EXERCISE DETAILS: Find and return every line of the data that contains the word "수산물품질관리사".

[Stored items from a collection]
--- START ---
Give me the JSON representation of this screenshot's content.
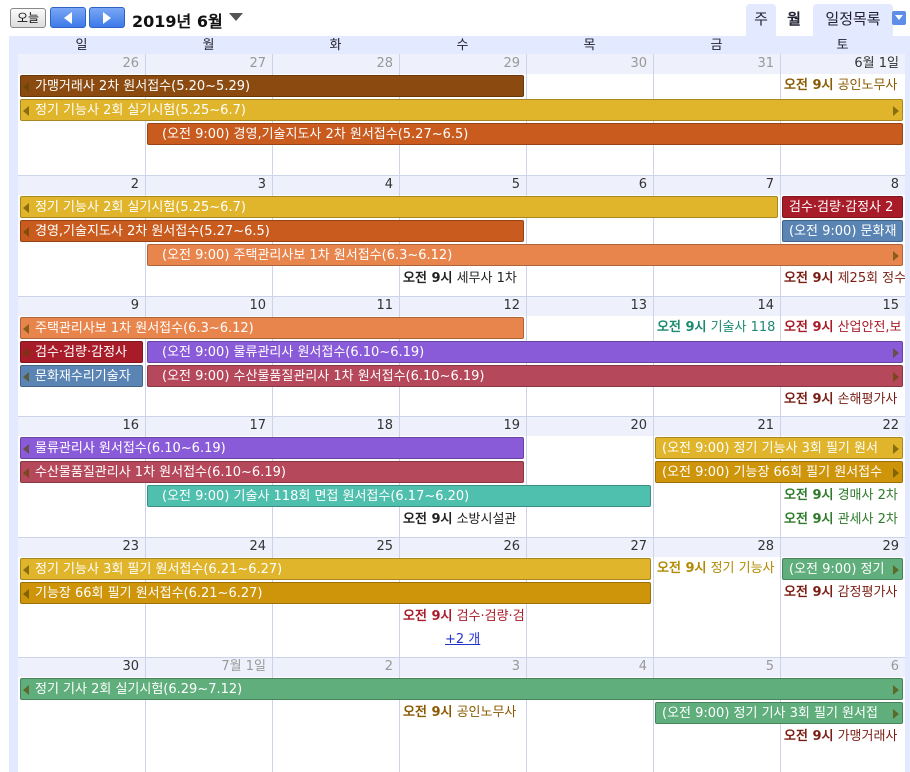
{
  "toolbar": {
    "today_label": "오늘",
    "month_title": "2019년 6월",
    "tab_week": "주",
    "tab_month": "월",
    "tab_list": "일정목록"
  },
  "weekdays": [
    "일",
    "월",
    "화",
    "수",
    "목",
    "금",
    "토"
  ],
  "weeks": [
    {
      "days": [
        "26",
        "27",
        "28",
        "29",
        "30",
        "31",
        "6월 1일"
      ],
      "other": [
        true,
        true,
        true,
        true,
        true,
        true,
        false
      ]
    },
    {
      "days": [
        "2",
        "3",
        "4",
        "5",
        "6",
        "7",
        "8"
      ],
      "other": [
        false,
        false,
        false,
        false,
        false,
        false,
        false
      ]
    },
    {
      "days": [
        "9",
        "10",
        "11",
        "12",
        "13",
        "14",
        "15"
      ],
      "other": [
        false,
        false,
        false,
        false,
        false,
        false,
        false
      ]
    },
    {
      "days": [
        "16",
        "17",
        "18",
        "19",
        "20",
        "21",
        "22"
      ],
      "other": [
        false,
        false,
        false,
        false,
        false,
        false,
        false
      ]
    },
    {
      "days": [
        "23",
        "24",
        "25",
        "26",
        "27",
        "28",
        "29"
      ],
      "other": [
        false,
        false,
        false,
        false,
        false,
        false,
        false
      ]
    },
    {
      "days": [
        "30",
        "7월 1일",
        "2",
        "3",
        "4",
        "5",
        "6"
      ],
      "other": [
        false,
        true,
        true,
        true,
        true,
        true,
        true
      ]
    }
  ],
  "events": [
    {
      "week": 0,
      "row": 0,
      "start": 0,
      "end": 3.99,
      "label": "가맹거래사 2차 원서접수(5.20~5.29)",
      "color": "#8b4a0f",
      "left": true,
      "right": false
    },
    {
      "week": 0,
      "row": 1,
      "start": 0,
      "end": 6.99,
      "label": "정기 기능사 2회 실기시험(5.25~6.7)",
      "color": "#e0b52c",
      "left": true,
      "right": true
    },
    {
      "week": 0,
      "row": 2,
      "start": 1,
      "end": 6.99,
      "label": "(오전 9:00) 경영,기술지도사 2차 원서접수(5.27~6.5)",
      "color": "#c95b1e",
      "left": false,
      "right": false
    },
    {
      "week": 1,
      "row": 0,
      "start": 0,
      "end": 5.99,
      "label": "정기 기능사 2회 실기시험(5.25~6.7)",
      "color": "#e0b52c",
      "left": true,
      "right": false
    },
    {
      "week": 1,
      "row": 1,
      "start": 0,
      "end": 3.99,
      "label": "경영,기술지도사 2차 원서접수(5.27~6.5)",
      "color": "#c95b1e",
      "left": true,
      "right": false
    },
    {
      "week": 1,
      "row": 2,
      "start": 1,
      "end": 6.99,
      "label": "(오전 9:00) 주택관리사보 1차 원서접수(6.3~6.12)",
      "color": "#e8854d",
      "left": false,
      "right": true
    },
    {
      "week": 1,
      "row": 0,
      "start": 6,
      "end": 6.99,
      "label": "검수·검량·감정사 2",
      "color": "#a81c2a",
      "left": false,
      "right": false,
      "nl": true
    },
    {
      "week": 1,
      "row": 1,
      "start": 6,
      "end": 6.99,
      "label": "(오전 9:00) 문화재",
      "color": "#5a84b3",
      "left": false,
      "right": false,
      "nl": true
    },
    {
      "week": 2,
      "row": 0,
      "start": 0,
      "end": 3.99,
      "label": "주택관리사보 1차 원서접수(6.3~6.12)",
      "color": "#e8854d",
      "left": true,
      "right": false
    },
    {
      "week": 2,
      "row": 1,
      "start": 0,
      "end": 0.99,
      "label": "검수·검량·감정사",
      "color": "#a81c2a",
      "left": true,
      "right": false
    },
    {
      "week": 2,
      "row": 1,
      "start": 1,
      "end": 6.99,
      "label": "(오전 9:00) 물류관리사 원서접수(6.10~6.19)",
      "color": "#8a5bd9",
      "left": false,
      "right": true
    },
    {
      "week": 2,
      "row": 2,
      "start": 0,
      "end": 0.99,
      "label": "문화재수리기술자",
      "color": "#5a84b3",
      "left": true,
      "right": false
    },
    {
      "week": 2,
      "row": 2,
      "start": 1,
      "end": 6.99,
      "label": "(오전 9:00) 수산물품질관리사 1차 원서접수(6.10~6.19)",
      "color": "#b5485a",
      "left": false,
      "right": true
    },
    {
      "week": 3,
      "row": 0,
      "start": 0,
      "end": 3.99,
      "label": "물류관리사 원서접수(6.10~6.19)",
      "color": "#8a5bd9",
      "left": true,
      "right": false
    },
    {
      "week": 3,
      "row": 1,
      "start": 0,
      "end": 3.99,
      "label": "수산물품질관리사 1차 원서접수(6.10~6.19)",
      "color": "#b5485a",
      "left": true,
      "right": false
    },
    {
      "week": 3,
      "row": 2,
      "start": 1,
      "end": 4.99,
      "label": "(오전 9:00) 기술사 118회 면접 원서접수(6.17~6.20)",
      "color": "#4fbfae",
      "left": false,
      "right": false
    },
    {
      "week": 3,
      "row": 0,
      "start": 5,
      "end": 6.99,
      "label": "(오전 9:00) 정기 기능사 3회 필기 원서",
      "color": "#e0b52c",
      "left": false,
      "right": true,
      "nl": true
    },
    {
      "week": 3,
      "row": 1,
      "start": 5,
      "end": 6.99,
      "label": "(오전 9:00) 기능장 66회 필기 원서접수",
      "color": "#cf950a",
      "left": false,
      "right": true,
      "nl": true
    },
    {
      "week": 4,
      "row": 0,
      "start": 0,
      "end": 4.99,
      "label": "정기 기능사 3회 필기 원서접수(6.21~6.27)",
      "color": "#e0b52c",
      "left": true,
      "right": false
    },
    {
      "week": 4,
      "row": 1,
      "start": 0,
      "end": 4.99,
      "label": "기능장 66회 필기 원서접수(6.21~6.27)",
      "color": "#cf950a",
      "left": true,
      "right": false
    },
    {
      "week": 4,
      "row": 0,
      "start": 6,
      "end": 6.99,
      "label": "(오전 9:00) 정기",
      "color": "#5fae7c",
      "left": false,
      "right": true,
      "nl": true
    },
    {
      "week": 5,
      "row": 0,
      "start": 0,
      "end": 6.99,
      "label": "정기 기사 2회 실기시험(6.29~7.12)",
      "color": "#5fae7c",
      "left": true,
      "right": true
    },
    {
      "week": 5,
      "row": 1,
      "start": 5,
      "end": 6.99,
      "label": "(오전 9:00) 정기 기사 3회 필기 원서접",
      "color": "#5fae7c",
      "left": false,
      "right": true,
      "nl": true
    }
  ],
  "timed_events": [
    {
      "week": 0,
      "row": 0,
      "day": 6,
      "time": "오전 9시",
      "label": "공인노무사",
      "color": "#8a5a00"
    },
    {
      "week": 1,
      "row": 3,
      "day": 3,
      "time": "오전 9시",
      "label": "세무사 1차",
      "color": "#222222"
    },
    {
      "week": 1,
      "row": 3,
      "day": 6,
      "time": "오전 9시",
      "label": "제25회 정수",
      "color": "#7a1e14"
    },
    {
      "week": 2,
      "row": 0,
      "day": 5,
      "time": "오전 9시",
      "label": "기술사 118",
      "color": "#1a8a70"
    },
    {
      "week": 2,
      "row": 0,
      "day": 6,
      "time": "오전 9시",
      "label": "산업안전,보",
      "color": "#a81c2a"
    },
    {
      "week": 2,
      "row": 3,
      "day": 6,
      "time": "오전 9시",
      "label": "손해평가사",
      "color": "#7a1e14"
    },
    {
      "week": 3,
      "row": 3,
      "day": 3,
      "time": "오전 9시",
      "label": "소방시설관",
      "color": "#222222"
    },
    {
      "week": 3,
      "row": 2,
      "day": 6,
      "time": "오전 9시",
      "label": "경매사 2차",
      "color": "#2f7a2a"
    },
    {
      "week": 3,
      "row": 3,
      "day": 6,
      "time": "오전 9시",
      "label": "관세사 2차",
      "color": "#2f7a2a"
    },
    {
      "week": 4,
      "row": 0,
      "day": 5,
      "time": "오전 9시",
      "label": "정기 기능사",
      "color": "#b08a00"
    },
    {
      "week": 4,
      "row": 2,
      "day": 3,
      "time": "오전 9시",
      "label": "검수·검량·검",
      "color": "#a81c2a"
    },
    {
      "week": 4,
      "row": 1,
      "day": 6,
      "time": "오전 9시",
      "label": "감정평가사",
      "color": "#7a1e14"
    },
    {
      "week": 5,
      "row": 1,
      "day": 3,
      "time": "오전 9시",
      "label": "공인노무사",
      "color": "#8a5a00"
    },
    {
      "week": 5,
      "row": 2,
      "day": 6,
      "time": "오전 9시",
      "label": "가맹거래사",
      "color": "#7a1e14"
    }
  ],
  "more_links": [
    {
      "week": 4,
      "day": 3,
      "label": "+2 개"
    }
  ]
}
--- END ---
PROBLEM SOLUTION:
      "label": "(오전 9:00) 수산물품질관리사 1차 원서접수(6.10~6.19)",
      "label": "수산물품질관리사 1차 원서접수(6.10~6.19)",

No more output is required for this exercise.